As a result of migration, there are many people living in a country for long periods without having taken a decision to become citizens; such people are classed as 'denizens' in the terminology of this book (in contrast to people who visit for much shorter periods, for example less than six months, who are classified as 'visitors').
Denizens might be employed and own property, so they might pay as much in tax as permanent residents. The aspects of governance which apply to them are politically determined: their entitlements from the host society and their responsibilities to it. For example, there might be a time limit on how long denizens can receive benefits (184.108.40.206).
Within the EU there are regulations which are designed to let people live and work wherever they choose. Many people who would otherwise be classed as denizens are treated as ‘citizens of Europe’, and have many of the benefits of national citizenship in the country where they reside, although there are regulations to prevent so-called 'benefit shopping'.
There is a case for strongly encouraging people who want to stay in a country to become citizens, with all the rights and responsibilities that citizenship entails, even if they wish to retain a nationality (and passport) belonging to another country. Both the people concerned and the society in which they live would benefit by their becoming citizens in this political sense of the term:
· If denizens are living in a country which has not conceded citizenship to them, they have to obey the law and they usually have to pay tax, yet they may not be allowed to vote.
· There is a case for reducing the weight given to the views of denizens during a consultation process (though it would be a mistake to ignore them completely: it would create resentment).
A policy of inclusivity would make a clear path to citizenship available to all denizens, perhaps after a short qualifying period. They would then feel that they were part of the society in which they lived and they would be much more likely to behave supportively towards it.
© PatternsofPower.org, 2014

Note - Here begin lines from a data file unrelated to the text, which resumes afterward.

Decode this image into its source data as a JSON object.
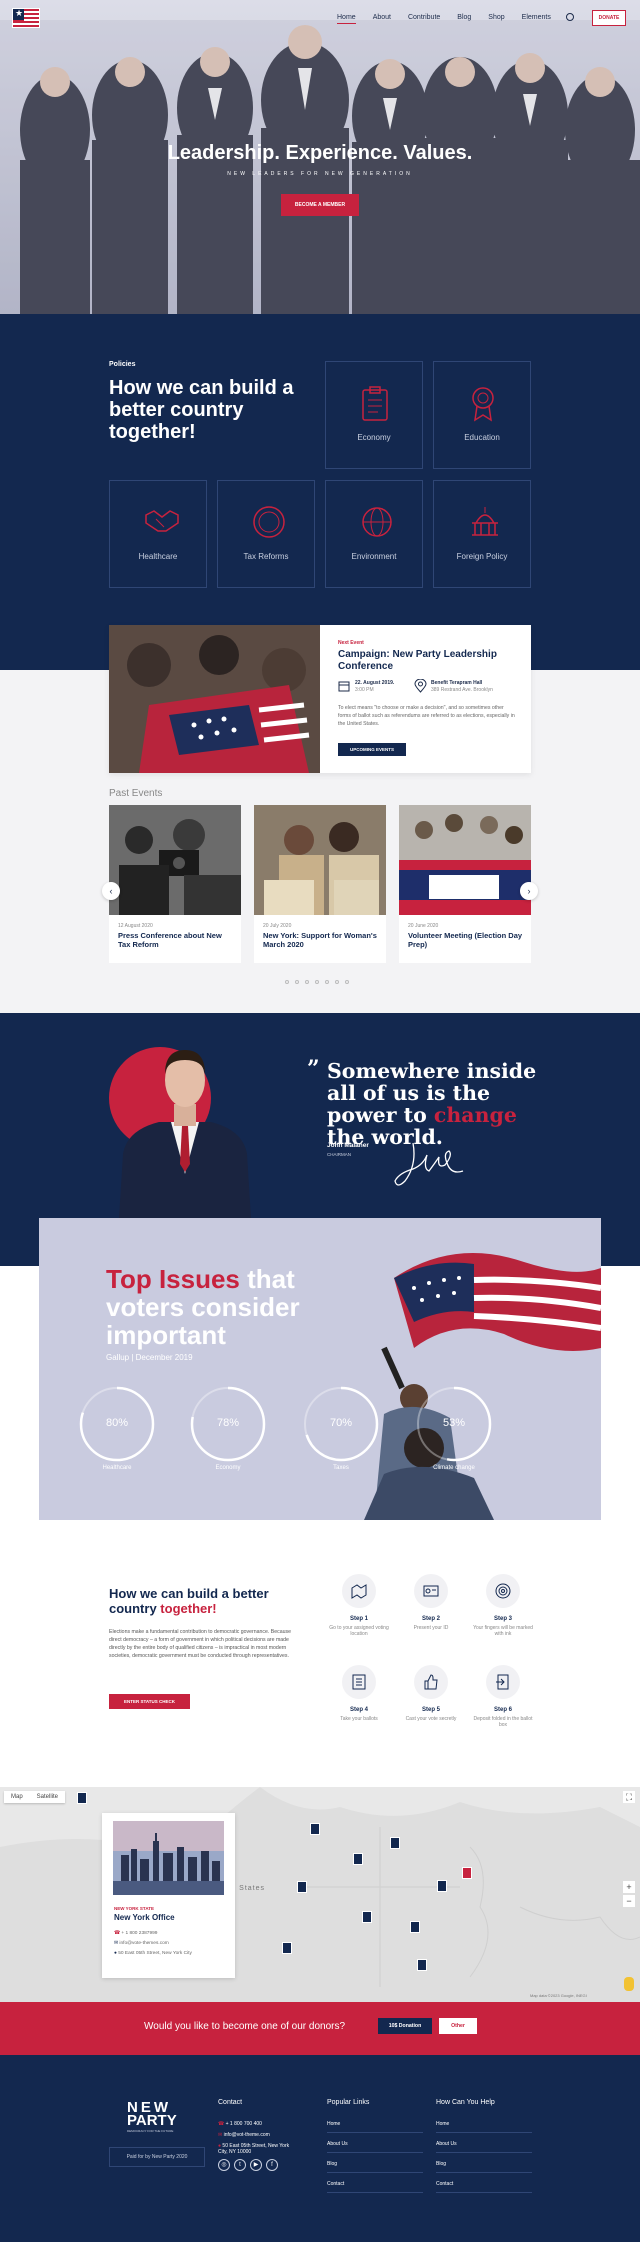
{
  "header": {
    "nav": [
      "Home",
      "About",
      "Contribute",
      "Blog",
      "Shop",
      "Elements"
    ],
    "donate_label": "DONATE"
  },
  "hero": {
    "title": "Leadership. Experience. Values.",
    "subtitle": "NEW LEADERS FOR NEW GENERATION",
    "button": "BECOME A MEMBER"
  },
  "policies": {
    "label": "Policies",
    "title": "How we can build a better country together!",
    "items": [
      "Economy",
      "Education",
      "Healthcare",
      "Tax Reforms",
      "Environment",
      "Foreign Policy"
    ]
  },
  "event": {
    "label": "Next Event",
    "title": "Campaign: New Party Leadership Conference",
    "date": "22. August 2019.",
    "time": "3:00 PM",
    "location": "Benefit Terapram Hall",
    "address": "389 Restrand Ave. Brooklyn",
    "description": "To elect means \"to choose or make a decision\", and so sometimes other forms of ballot such as referendums are referred to as elections, especially in the United States.",
    "button": "UPCOMING EVENTS"
  },
  "past_events": {
    "title": "Past Events",
    "items": [
      {
        "date": "12 August 2020",
        "title": "Press Conference about New Tax Reform"
      },
      {
        "date": "20 July 2020",
        "title": "New York: Support for Woman's March 2020"
      },
      {
        "date": "20 June 2020",
        "title": "Volunteer Meeting (Election Day Prep)"
      }
    ]
  },
  "quote": {
    "line1": "Somewhere inside all of us is the power to",
    "highlight": "change",
    "line2": "the world.",
    "name": "John Malaner",
    "role": "CHAIRMAN"
  },
  "issues": {
    "title_red": "Top Issues",
    "title_rest": "that voters consider important",
    "source": "Gallup | December 2019",
    "rings": [
      {
        "value": "80%",
        "pct": 0.8,
        "name": "Healthcare"
      },
      {
        "value": "78%",
        "pct": 0.78,
        "name": "Economy"
      },
      {
        "value": "70%",
        "pct": 0.7,
        "name": "Taxes"
      },
      {
        "value": "53%",
        "pct": 0.53,
        "name": "Climate change"
      }
    ]
  },
  "build": {
    "title": "How we can build a better country",
    "title_red": "together!",
    "description": "Elections make a fundamental contribution to democratic governance. Because direct democracy – a form of government in which political decisions are made directly by the entire body of qualified citizens – is impractical in most modern societies, democratic government must be conducted through representatives.",
    "button": "ENTER STATUS CHECK",
    "steps": [
      {
        "title": "Step 1",
        "text": "Go to your assigned voting location"
      },
      {
        "title": "Step 2",
        "text": "Present your ID"
      },
      {
        "title": "Step 3",
        "text": "Your fingers will be marked with ink"
      },
      {
        "title": "Step 4",
        "text": "Take your ballots"
      },
      {
        "title": "Step 5",
        "text": "Cast your vote secretly"
      },
      {
        "title": "Step 6",
        "text": "Deposit folded in the ballot box"
      }
    ]
  },
  "map": {
    "tabs": [
      "Map",
      "Satellite"
    ],
    "office_label": "NEW YORK STATE",
    "office_title": "New York Office",
    "phone": "+ 1 800 2387999",
    "email": "info@vote-themes.com",
    "address": "50 East 05th Street, New York City",
    "map_label": "United States",
    "attribution": "Map data ©2023 Google, INEGI"
  },
  "donor": {
    "text": "Would you like to become one of our donors?",
    "btn1": "10$ Donation",
    "btn2": "Other"
  },
  "footer": {
    "logo_line1": "NEW",
    "logo_line2": "PARTY",
    "logo_sub": "DEMOCRACY FOR THE FUTURE",
    "paid": "Paid for by New Party 2020",
    "contact_h": "Contact",
    "phone": "+ 1 800 700 400",
    "email": "info@vot-theme.com",
    "address": "50 East 05th Street, New York City, NY 10000",
    "links_h": "Popular Links",
    "links": [
      "Home",
      "About Us",
      "Blog",
      "Contact"
    ],
    "help_h": "How Can You Help",
    "help": [
      "Home",
      "About Us",
      "Blog",
      "Contact"
    ]
  },
  "colors": {
    "navy": "#13284f",
    "red": "#c7223e",
    "lavender": "#c9cbdf"
  }
}
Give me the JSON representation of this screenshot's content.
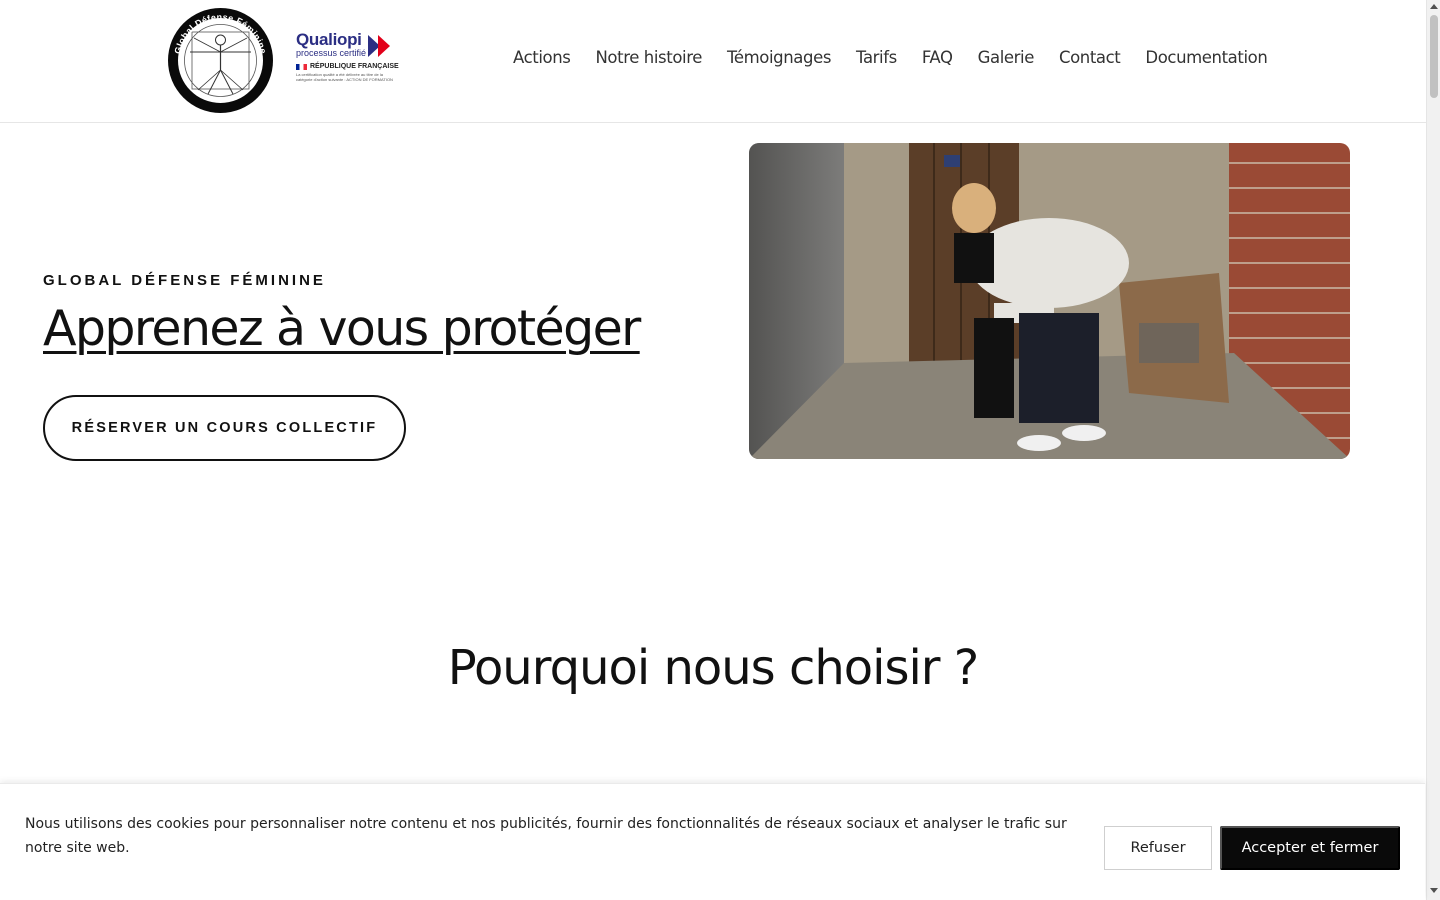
{
  "header": {
    "logo_ring_text": "Global Défense Féminine",
    "qualiopi": {
      "title": "Qualiopi",
      "subtitle": "processus certifié",
      "republic": "RÉPUBLIQUE FRANÇAISE",
      "small_text": "La certification qualité a été délivrée au titre de la catégorie d'action suivante : ACTION DE FORMATION"
    },
    "nav": [
      "Actions",
      "Notre histoire",
      "Témoignages",
      "Tarifs",
      "FAQ",
      "Galerie",
      "Contact",
      "Documentation"
    ]
  },
  "hero": {
    "eyebrow": "GLOBAL DÉFENSE FÉMININE",
    "title": "Apprenez à vous protéger",
    "cta_label": "RÉSERVER UN COURS COLLECTIF"
  },
  "section": {
    "title": "Pourquoi nous choisir ?"
  },
  "cookie": {
    "text": "Nous utilisons des cookies pour personnaliser notre contenu et nos publicités, fournir des fonctionnalités de réseaux sociaux et analyser le trafic sur notre site web.",
    "refuse_label": "Refuser",
    "accept_label": "Accepter et fermer"
  },
  "colors": {
    "qualiopi_blue": "#2b2e83",
    "qualiopi_red": "#e2001a",
    "accent_black": "#0a0a0a"
  }
}
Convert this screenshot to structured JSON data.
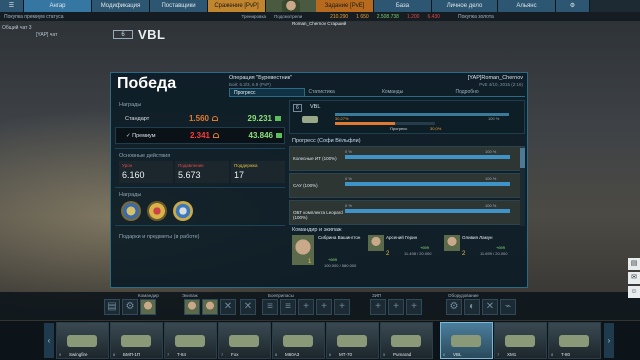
{
  "topnav": {
    "tabs": [
      "Ангар",
      "Модификация",
      "Поставщики",
      "Сражение [PvP]",
      "Задание [PvE]",
      "База",
      "Личное дело",
      "Альянс"
    ],
    "profile_caption_left": "Тренировка",
    "profile_caption_right": "Подсмотрели",
    "profile_name": "Roman_Chernov Старший"
  },
  "substrip": {
    "left": "Покупка премиум статуса",
    "res": [
      "210.290",
      "1 650",
      "2.508.738",
      "1.200",
      "6.430"
    ],
    "right": "Покупка золота"
  },
  "left_tools": {
    "group": "Общий чат 3",
    "channel": "[YAP] чат"
  },
  "vehicle_header": {
    "tier": "6",
    "name": "VBL"
  },
  "panel": {
    "title": "Победа",
    "operation": "Операция \"Буревестник\"",
    "operation_sub": "Бой: 6.3/3, 6.9 (PvP)",
    "player": "[YAP]Roman_Chernov",
    "player_sub": "PvE 4/10, 2015 (2:16)",
    "tabs": [
      "Прогресс",
      "Статистика",
      "Команды",
      "Подробно"
    ],
    "rewards_label": "Награды",
    "rewards": [
      {
        "label": "Стандарт",
        "v1": "1.560",
        "v2": "29.231"
      },
      {
        "label": "✓ Премиум",
        "v1": "2.341",
        "v2": "43.846"
      }
    ],
    "actions_label": "Основные действия",
    "actions": [
      {
        "name": "Урон",
        "value": "6.160"
      },
      {
        "name": "Подавление",
        "value": "5.673"
      },
      {
        "name": "Поддержка",
        "value": "17"
      }
    ],
    "medals_label": "Награды",
    "gifts": "Подарки и предметы (в работе)"
  },
  "right": {
    "veh_tier": "6",
    "veh_name": "VBL",
    "bar_a_pct": "30,27%",
    "bar_b_pct": "100 %",
    "prog_label": "Прогресс",
    "bar_c_pct": "30,0%",
    "progress_title": "Прогресс (Софи Вёльфли)",
    "progress": [
      {
        "label": "Колесные ИТ (100%)",
        "left": "0 %",
        "right": "100 %",
        "fill": 1.0
      },
      {
        "label": "САУ (100%)",
        "left": "0 %",
        "right": "100 %",
        "fill": 1.0
      },
      {
        "label": "ОБТ комплекта Leopard (100%)",
        "left": "0 %",
        "right": "100 %",
        "fill": 1.0
      }
    ],
    "crew_title": "Командир и экипаж",
    "crew": [
      {
        "name": "Сибрина Вашингтон",
        "xp": "+699",
        "level": "1",
        "total": "100.000 / 580.000"
      },
      {
        "name": "Арсений Герин",
        "xp": "+699",
        "level": "2",
        "total": "11.498 / 20.000"
      },
      {
        "name": "Оливия Ламун",
        "xp": "+699",
        "level": "2",
        "total": "11.699 / 20.000"
      }
    ]
  },
  "loadout": {
    "labels": [
      "Командир",
      "Экипаж",
      "Боеприпасы",
      "ЗИП",
      "Оборудование"
    ]
  },
  "carousel": {
    "tanks": [
      {
        "tier": "9",
        "name": "Swingfire"
      },
      {
        "tier": "8",
        "name": "БМП-1П"
      },
      {
        "tier": "7",
        "name": "T-84"
      },
      {
        "tier": "7",
        "name": "Fox"
      },
      {
        "tier": "8",
        "name": "M60A3"
      },
      {
        "tier": "6",
        "name": "МТ-70"
      },
      {
        "tier": "5",
        "name": "Pumarad"
      },
      {
        "tier": "6",
        "name": "VBL"
      },
      {
        "tier": "7",
        "name": "XM1"
      },
      {
        "tier": "8",
        "name": "T-80"
      }
    ]
  }
}
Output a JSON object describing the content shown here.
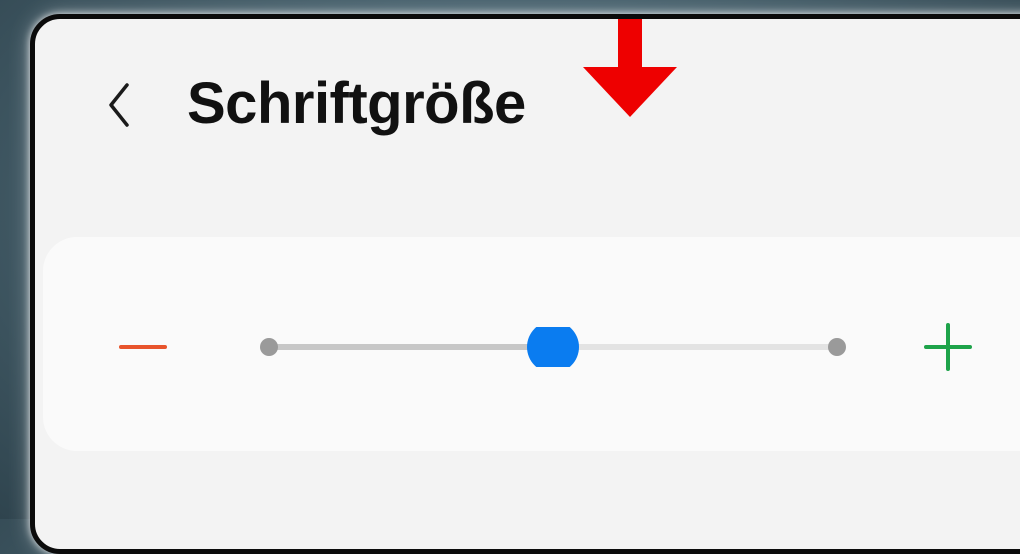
{
  "header": {
    "title": "Schriftgröße",
    "back_icon": "chevron-left-icon"
  },
  "annotation": {
    "icon": "arrow-down-icon",
    "color": "#ee0000"
  },
  "font_size_slider": {
    "minus_icon": "minus-icon",
    "plus_icon": "plus-icon",
    "level_fraction": 0.5,
    "colors": {
      "minus": "#e8542c",
      "plus": "#1ea34a",
      "thumb": "#0a7cf0",
      "track_filled": "#c7c7c7",
      "track_empty": "#e3e3e3",
      "endpoint": "#9a9a9a"
    }
  }
}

 For example, in April 2014 the family benefits of an EU citizen were as follows:
“In the EU, the country responsible for your social security, including family benefits (child benefits, child-raising allowances, maternity/paternity leaves, and so on), depends on your economic status and your place of residence – not your nationality.” [emphasis as published]
This information was at http://europa.eu/youreurope/citizens/family/children/benefits/index_en.htm.
 The EU directive 2004/38/EC of 29 April 2004, “on the right of citizens of the Union and their family members to move and reside freely within the territory of the Member States”, declares that socio-economic rights for denizens are limited to 3 months on arrival – so as not to “become an unreasonable burden on the social assistance system of the host Member State” (item 10, on p.5). This directive, which prevents people from moving just to obtain better benefits, was available in May 2014 at http://eur-lex.europa.eu/LexUriServ/LexUriServ.do?uri=OJ:L:2004:158:0077:0123:EN:PDF.